- Slowly add in the broth, ½ cup at a time, and whisk until smooth before making another addition.
- Once all of the broth has been incorporated, add in the cooked chicken and the heavy cream (if using). Bring to a low simmer and allow to cook for 5 minutes, whisking often, or until thickened.
- Once thickened, add the peas, black pepper, and enough salt to taste. Adjust the seasonings based on your liking.
- Meanwhile, the batter for the dumplings by whisking together the flour, baking powder, salt, and pepper. Then add in the parsley (if using), melted butter, and milk. Fold the wet ingredients into the dry just until combined.
- Add a little more milk if needed to make a sticky, cohesive dough.

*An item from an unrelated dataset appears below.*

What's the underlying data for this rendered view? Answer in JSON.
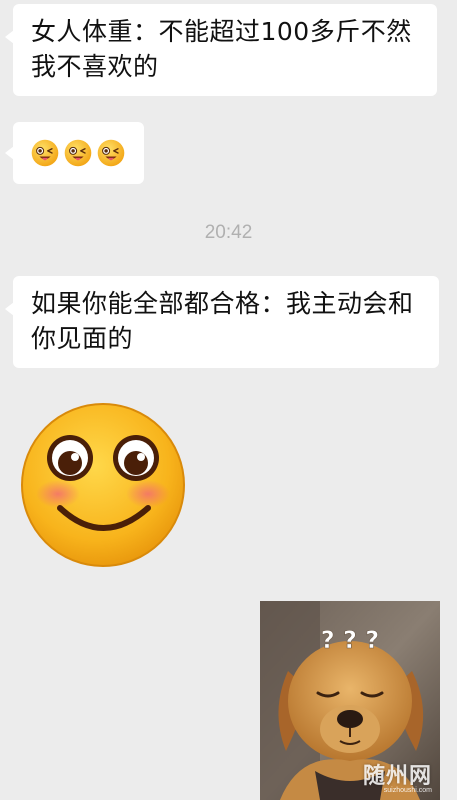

- Use a heaping tablespoon or cookie scoop to drop the dumpling batter into the simmering stew. Repeat until all of the dough is used up. (I used a large cookie scoop).
- Reduce the heat to low-medium, which should keep the stew at a low simmer. Cover the Dutch oven with a lid and allow the dumplings to steam for 15 minutes, or until cooked through.
- Once the dumplings are cooked through, sprinkle with fresh parsley and serve immediately.
Shortcut Method: Omit the broth-making step, and instead use 6 cups of chicken broth and 4 cups of cooked, shredded chicken. This could be some that you have on hand in your freezer, or you could use store-bought broth and meat pulled from a rotisserie chicken.
Using canned biscuits: Open a can of biscuits and divide each one into quarters. Drop the quartered biscuits on top of the simmering stew and place the lid on. Steam for 10-15 minutes.
Please note that some of my blog posts here at Little Home in the Making may contain affiliate links. If you make a purchase through these links, I will get a small commission at no additional cost to you. See our disclaimer for more information.